The standards we were focusing on for the reading, TQE’s and discussions can be found here.
When I tell you that these book club discussions I listened into made my heart leap in my chest, I am not being hyperbolic in the slightest. These kids, man. They just amaze me.
Students were demonstrating mastery of so many standards, but also just saying such thoughtful things while connecting with each other. It’s everything I have wanted for this year.
It was not a perfect start, and some kids came to their first discussion with only five pages read, but I saw so many kids start to read when they heard how excited their peers were about their reading.
I had a couple groups of students who I actually had to redirect because they would try to talk about their books when we were working on other tasks in class, or I was giving a lesson. Honestly, I do not even mind that they were being disruptive!
I had one student who is designated as SPED who was reading Monday’s Not Coming* by Tiffany D. Jackson who was having a hard time getting into the book and getting motivated. After her groupmate encouraged her and raved about the book, this student read 100 pages in one day. She shared that this will be the first book she’s read in its entirety in years. Many students have been positively affected, but that one student becoming a reader would have been enough to make it all worth it. Fortunately, this is one of many stories of students finding books they love and finally seeing themselves as readers.
I will not lie and tell you that the organization and logistics were not hard and time consuming and frustrating at times. We had students we couldn’t get in contact with. We had different people, including me, out at different points during that unit for weeks at a time and others on our team had to pick up the slack.

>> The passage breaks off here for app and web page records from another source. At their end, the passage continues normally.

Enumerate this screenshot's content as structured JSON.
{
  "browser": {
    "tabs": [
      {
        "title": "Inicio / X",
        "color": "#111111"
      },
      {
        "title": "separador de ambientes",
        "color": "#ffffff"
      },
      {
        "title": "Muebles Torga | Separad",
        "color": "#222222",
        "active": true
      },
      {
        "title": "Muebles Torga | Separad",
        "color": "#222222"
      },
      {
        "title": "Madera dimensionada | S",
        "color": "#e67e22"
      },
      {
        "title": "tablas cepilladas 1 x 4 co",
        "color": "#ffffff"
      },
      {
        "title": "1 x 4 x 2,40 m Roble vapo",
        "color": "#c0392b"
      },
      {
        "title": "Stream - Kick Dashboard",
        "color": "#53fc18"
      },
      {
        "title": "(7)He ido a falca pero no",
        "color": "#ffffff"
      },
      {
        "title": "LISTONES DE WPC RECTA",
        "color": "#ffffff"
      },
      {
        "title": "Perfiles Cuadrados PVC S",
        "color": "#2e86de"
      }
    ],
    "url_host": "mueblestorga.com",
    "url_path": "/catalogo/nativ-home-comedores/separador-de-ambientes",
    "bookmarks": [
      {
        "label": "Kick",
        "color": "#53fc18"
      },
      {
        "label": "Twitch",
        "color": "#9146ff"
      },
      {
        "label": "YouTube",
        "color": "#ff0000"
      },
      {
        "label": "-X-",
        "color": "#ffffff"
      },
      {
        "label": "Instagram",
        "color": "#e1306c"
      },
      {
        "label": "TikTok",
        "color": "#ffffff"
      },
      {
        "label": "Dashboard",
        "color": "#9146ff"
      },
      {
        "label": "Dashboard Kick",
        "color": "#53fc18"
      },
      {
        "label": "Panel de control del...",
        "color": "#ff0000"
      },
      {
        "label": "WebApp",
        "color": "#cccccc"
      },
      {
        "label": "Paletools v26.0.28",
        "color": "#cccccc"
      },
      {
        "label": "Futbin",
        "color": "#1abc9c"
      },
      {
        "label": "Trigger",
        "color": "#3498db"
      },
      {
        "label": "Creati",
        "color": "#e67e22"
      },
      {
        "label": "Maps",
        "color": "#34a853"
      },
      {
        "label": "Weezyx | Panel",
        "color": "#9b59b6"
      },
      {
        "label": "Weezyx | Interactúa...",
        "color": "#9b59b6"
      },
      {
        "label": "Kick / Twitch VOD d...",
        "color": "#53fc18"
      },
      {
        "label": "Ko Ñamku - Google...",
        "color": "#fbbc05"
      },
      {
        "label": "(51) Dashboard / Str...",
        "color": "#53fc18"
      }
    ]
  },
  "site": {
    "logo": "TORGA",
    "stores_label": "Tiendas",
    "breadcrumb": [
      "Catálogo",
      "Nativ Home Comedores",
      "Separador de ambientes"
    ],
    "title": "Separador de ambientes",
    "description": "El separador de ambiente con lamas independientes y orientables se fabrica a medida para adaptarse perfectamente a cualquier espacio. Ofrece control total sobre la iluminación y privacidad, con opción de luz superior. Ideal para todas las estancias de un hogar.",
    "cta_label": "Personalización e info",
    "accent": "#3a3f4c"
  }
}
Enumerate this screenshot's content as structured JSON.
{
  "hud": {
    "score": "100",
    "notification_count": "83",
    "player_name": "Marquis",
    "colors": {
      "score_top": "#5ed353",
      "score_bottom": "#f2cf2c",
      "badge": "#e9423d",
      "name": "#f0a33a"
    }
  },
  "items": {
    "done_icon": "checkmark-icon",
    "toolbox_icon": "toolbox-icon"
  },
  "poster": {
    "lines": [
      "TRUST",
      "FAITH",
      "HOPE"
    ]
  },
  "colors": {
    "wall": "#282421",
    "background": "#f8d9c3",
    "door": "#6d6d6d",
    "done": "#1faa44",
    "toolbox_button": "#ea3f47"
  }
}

We also had an unprecedented winter storm in Texas that took a week of instruction and rocked many of our staff and colleagues’ lives.
Some students never got their books and some students are still just on page 50 after five weeks of reading. In addition, we had students dropping other classes three weeks before the end of the quarter grading period and being added to our classes in the middle of book clubs.
It was not perfect, but it is one of the most impactful things I have done in my classroom since I started doing independent reading with my students, and I cannot believe we were able to pull it off during hybrid teaching with everything else we have added to our plates this year.
As my dad would say, “You can do hard things,” and this hard thing was well worth the effort.
*Affiliate link: If you purchase through this link, 3TT gets a little something.
Rebecca Riggs is currently in her 4th year teaching (feels like 10th) at Klein Cain High School in Houston, TX. She loves recommending books! You can find her on Twitter @rebeccalriggs and on Instagram @riggsreaders
Tagged: Book Clubs, growing readers, hard work, pandemic teaching
[…] this video as a mentor text). They taught me new things about how to look at texts during their book clubs. They took on big topics that they felt passionate about and researched them to create a website […]
For the TQE doc any chance we could get access to that? (It links to a schoology site). I’ve done a fair amount of TQE w/ my students and I’m curious to see what others are doing. Thanks for the great post!
I am so sorry the link wasn’t working! Try this one: https://docs.google.com/document/d/17176zdidkoDS8FU0-NIyeX2hlmrdqBqFiTzleN5zYJA/edit?usp=sharing
Also, thank you for the kind feedback!
Cheers! I’m trying book clubs for the first time this year and this really helps.